The Un-acceptable North Indian
India as we all know is (or supposed to be) a country where we live.
Perhaps! But, a person migrating to the southern part (at least for Bangalore) of India would be (should be; rather) forced to take something like IELTS or TOEFL (for SOUTH INDIAN LANGAUAGES) before he did so.
A person coming from India and settling in 'South India' has to face unprecedented problems of language. Yes, thats what I felt 12 months ago. The very face of Bangalore tells you that you are in a different country. The food, the people, the culture, the language and even the climate is not Indian (or as any South Indian would say "North Indian").
I had been a state hopper (quite ethically a gypsy in modern form of an old fashioned word) and stayed in various different states, but after dropping in Bangalore my perceptions have changed.
The inhabitants who throng the so-called southern part of the country would rather be dumb than accept what has been proclaimed as the "National Language" of the country. They don't even care if it is an insult to it. Somehow they wont speak Hindi. Somehow they don't know it either. Somehow even if they do, they disagree to understand the language when spoken to.

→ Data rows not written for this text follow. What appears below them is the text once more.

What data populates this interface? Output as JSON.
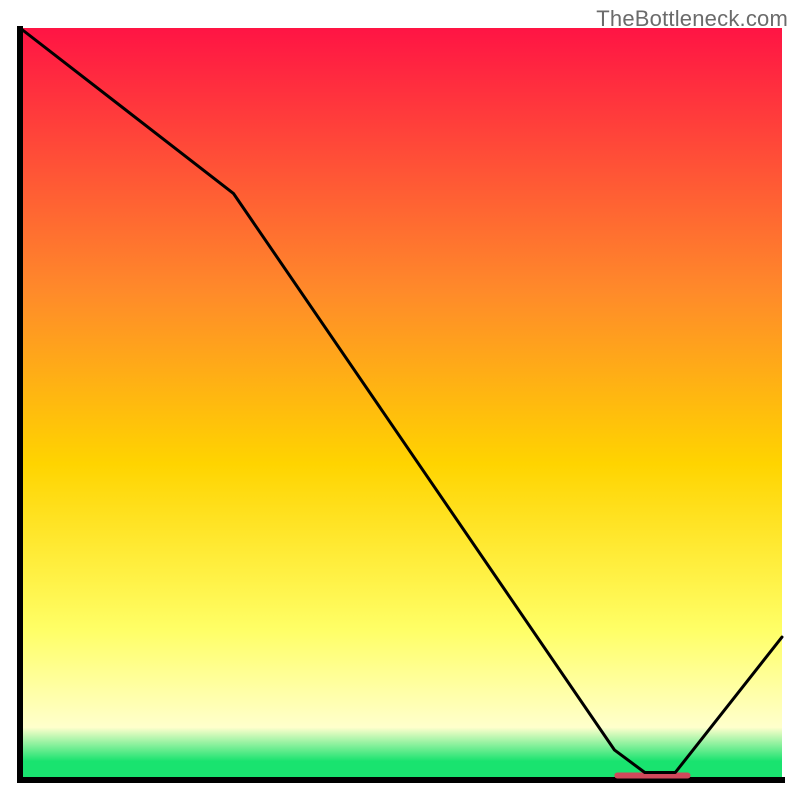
{
  "watermark": "TheBottleneck.com",
  "colors": {
    "grad_top": "#ff1444",
    "grad_upper_mid": "#ff8a2a",
    "grad_mid": "#ffd400",
    "grad_lower_mid": "#ffff66",
    "grad_pale": "#ffffcc",
    "grad_green": "#19e36f",
    "curve": "#000000",
    "axis": "#000000",
    "marker": "#d1495b"
  },
  "chart_data": {
    "type": "line",
    "title": "",
    "xlabel": "",
    "ylabel": "",
    "xlim": [
      0,
      100
    ],
    "ylim": [
      0,
      100
    ],
    "series": [
      {
        "name": "bottleneck-curve",
        "x": [
          0,
          28,
          78,
          82,
          86,
          100
        ],
        "values": [
          100,
          78,
          4,
          1,
          1,
          19
        ]
      }
    ],
    "markers": [
      {
        "name": "optimal-range",
        "x_start": 78,
        "x_end": 88,
        "y": 0.6
      }
    ],
    "gradient_stops": [
      {
        "offset": 0.0,
        "color": "grad_top"
      },
      {
        "offset": 0.35,
        "color": "grad_upper_mid"
      },
      {
        "offset": 0.58,
        "color": "grad_mid"
      },
      {
        "offset": 0.8,
        "color": "grad_lower_mid"
      },
      {
        "offset": 0.93,
        "color": "grad_pale"
      },
      {
        "offset": 0.975,
        "color": "grad_green"
      },
      {
        "offset": 1.0,
        "color": "grad_green"
      }
    ]
  }
}
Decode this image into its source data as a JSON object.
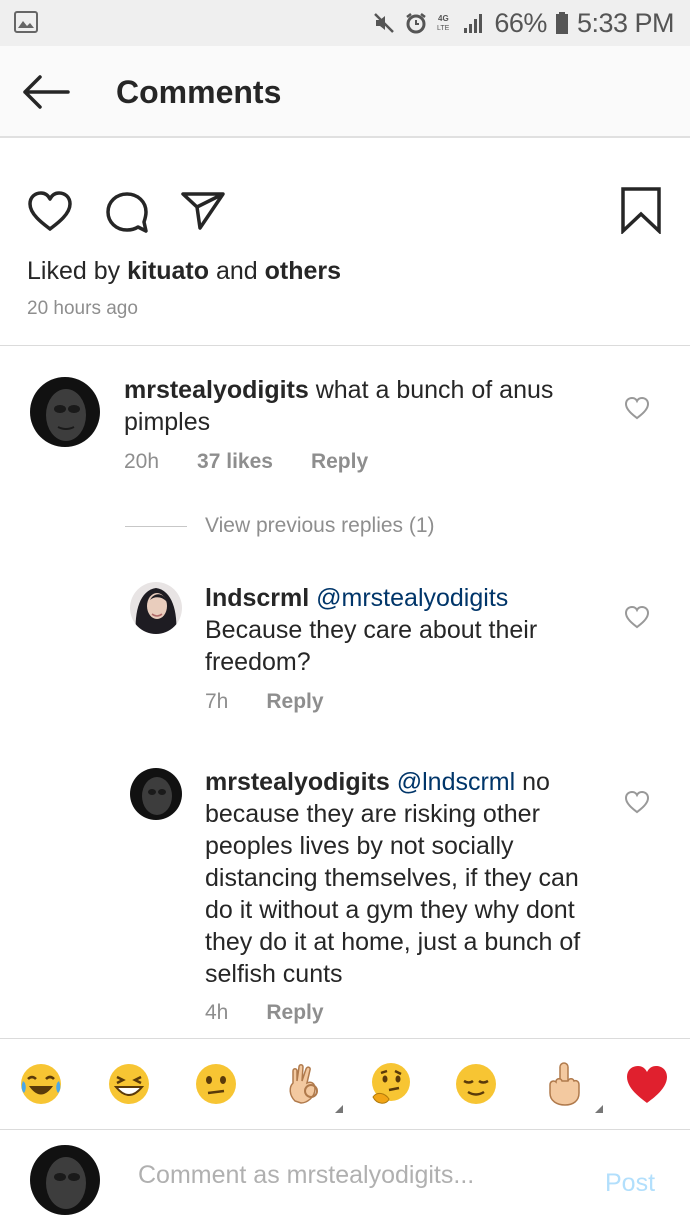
{
  "status_bar": {
    "battery": "66%",
    "time": "5:33 PM",
    "network": "4G LTE"
  },
  "header": {
    "title": "Comments"
  },
  "post": {
    "liked_by_prefix": "Liked by ",
    "liked_by_user": "kituato",
    "liked_by_mid": " and ",
    "liked_by_others": "others",
    "time_ago": "20 hours ago"
  },
  "comments": [
    {
      "username": "mrstealyodigits",
      "mention": "",
      "text": " what a bunch of anus pimples",
      "time": "20h",
      "likes": "37 likes",
      "reply_label": "Reply"
    }
  ],
  "view_previous_replies": "View previous replies (1)",
  "replies": [
    {
      "username": "lndscrml",
      "mention": "@mrstealyodigits",
      "text": "Because they care about their freedom?",
      "time": "7h",
      "reply_label": "Reply"
    },
    {
      "username": "mrstealyodigits",
      "mention": "@lndscrml",
      "text": "no because they are risking other peoples lives by not socially distancing themselves, if they can do it without a gym they why dont they do it at home, just a bunch of selfish cunts",
      "time": "4h",
      "reply_label": "Reply"
    }
  ],
  "emoji_bar": [
    "face-with-tears-of-joy",
    "grinning-squinting",
    "neutral-face",
    "ok-hand",
    "thinking-face",
    "relieved-face",
    "raised-finger",
    "red-heart"
  ],
  "compose": {
    "placeholder": "Comment as mrstealyodigits...",
    "post_label": "Post"
  },
  "colors": {
    "accent_link": "#003569",
    "post_disabled": "#b2dffc",
    "meta_gray": "#8e8e8e",
    "heart_red": "#e0202e"
  }
}
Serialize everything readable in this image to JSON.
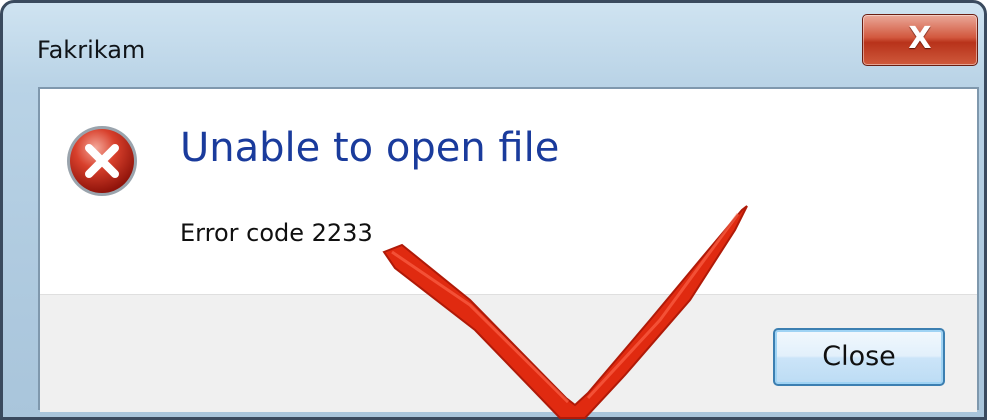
{
  "window": {
    "title": "Fakrikam",
    "close_glyph": "X"
  },
  "dialog": {
    "icon": "error-icon",
    "heading": "Unable to open file",
    "detail": "Error code 2233",
    "close_label": "Close"
  },
  "colors": {
    "heading": "#1a3b9c",
    "check_mark": "#e02a10",
    "error_icon": "#c8261a"
  },
  "annotation": {
    "icon": "checkmark-icon"
  }
}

Generally speaking, a cream and educated population understand this and be as 'Indian speaking' as possible. But the general mass (comprising of bus conductors, cab drivers, shopkeepers, market sellers and the entire bunch of stubborn idiots who are important for public utility services) prefer to remain uneducated and justifyingly plan to manage with 15 English words (10 being numbers) or keep uttering Kannada even if the person spoken to cannot understand.
Everything including, bus numbers/destinations are scribbled in the staunchest Kannada script with no sub-titles in English or Hindi making the "unacceptable North Indians" highly dependable to the haggards and vulnerable in terms of money and verbal fights.

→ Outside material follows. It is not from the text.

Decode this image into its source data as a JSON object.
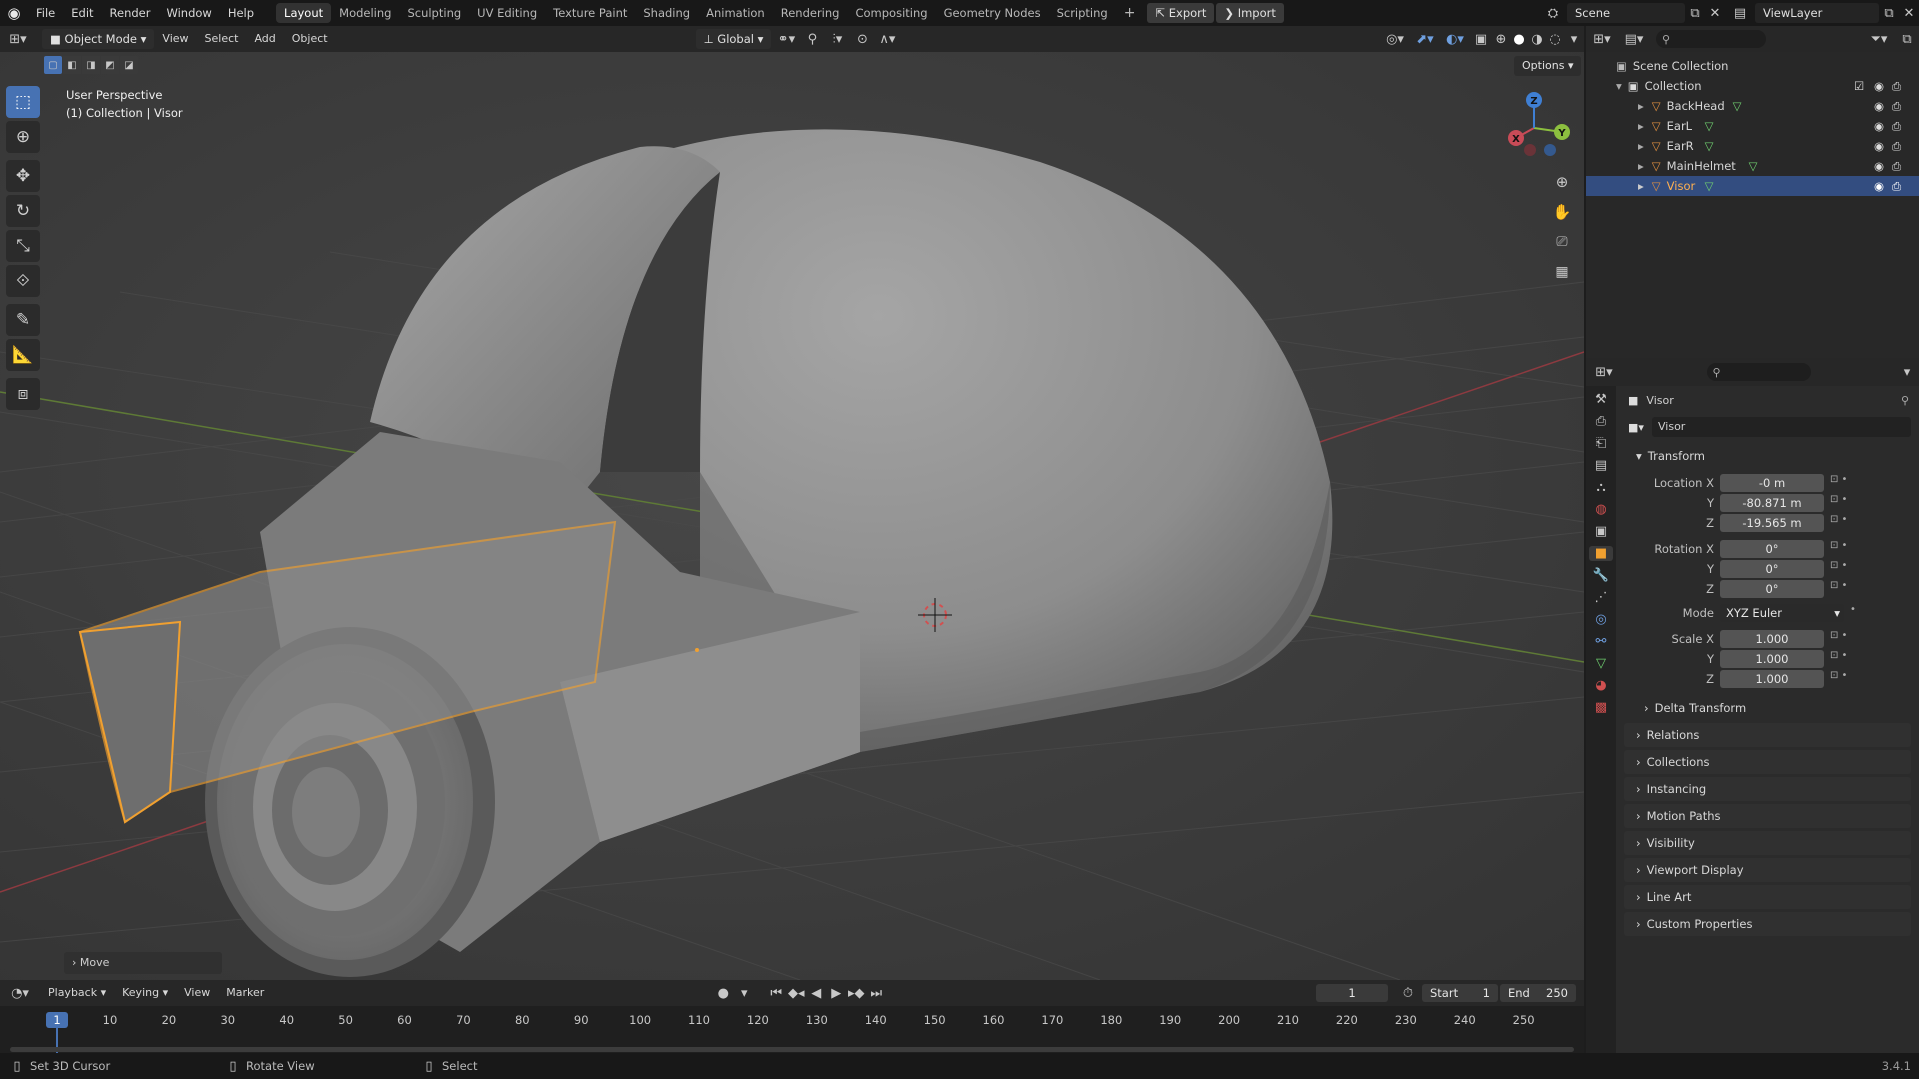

The cab/auto drivers don't prefer to listen to you as well. A generic example would be; they would keep driving even if told to stop (in Hindi) and take you unnecessarily far from where you intend to stop. The shopkeepers would fool you or make a fool of you by quoting unusually high prices just by a look at your face.
Even if the above discussion was not enough. The so-called 'friend' or 'colleague' would often jump to their vernacular even if the discussion was about official issues. This happens when the so-called "unacceptable North Indians" are out numbered in a group. To make things worse they would often burst in laughter when they understand that you are feeling shunned.
Sometimes we hear senior citizens in the bus complaining about "These fellows (pointing to the same unacceptable North Indians) have spoilt our language and culture". Quite strangely they seemed to know English in all such occasions, I have heard.
As natural as being in some new country, I discovered here people don't celebrate 'Holi' and neither do encourage for the same. Most offices are schools remain open for work and there is no specific celebration seen anywhere. Another event; at the death of a local hero (quite amicably accepted as GOD) called 'Raj Kumar' was mourned and the mourning forcibly thrashed upon un-acceptable North Indians. The entire day I had to spend without food for mourning as all shops and public/private transport were closed.
So what ????
It is often easy to associate being in Bangalore as being outside India.
Thankfully though, we have some very high profile shopping malls and public transport services which try to adjust these features a bit. But these remain unreachable to the underpaid employees (including software engineers) of the so-called "reputed" business organizations, who don't care to bother about the social status of its nuts-and-bolts. The filtered services are far from, to be called "available".
The point which mostly goes un-noticed is:
The so called "unacceptable North Indians" add to a huge amount of state revenue by paying taxes (sometimes through their noses). In return a mere acceptable quality of treatment remains costly.
It shouldn't be quite a surprise if one fine day we have to sit for TOKFL (Test of Kannada as a foreign language) or something like that.
[I am highly thankfull to Sarvadnya Mutallik & a couple of holy souls like him, who understands these points. Without friends like him I couldn't have existed in here]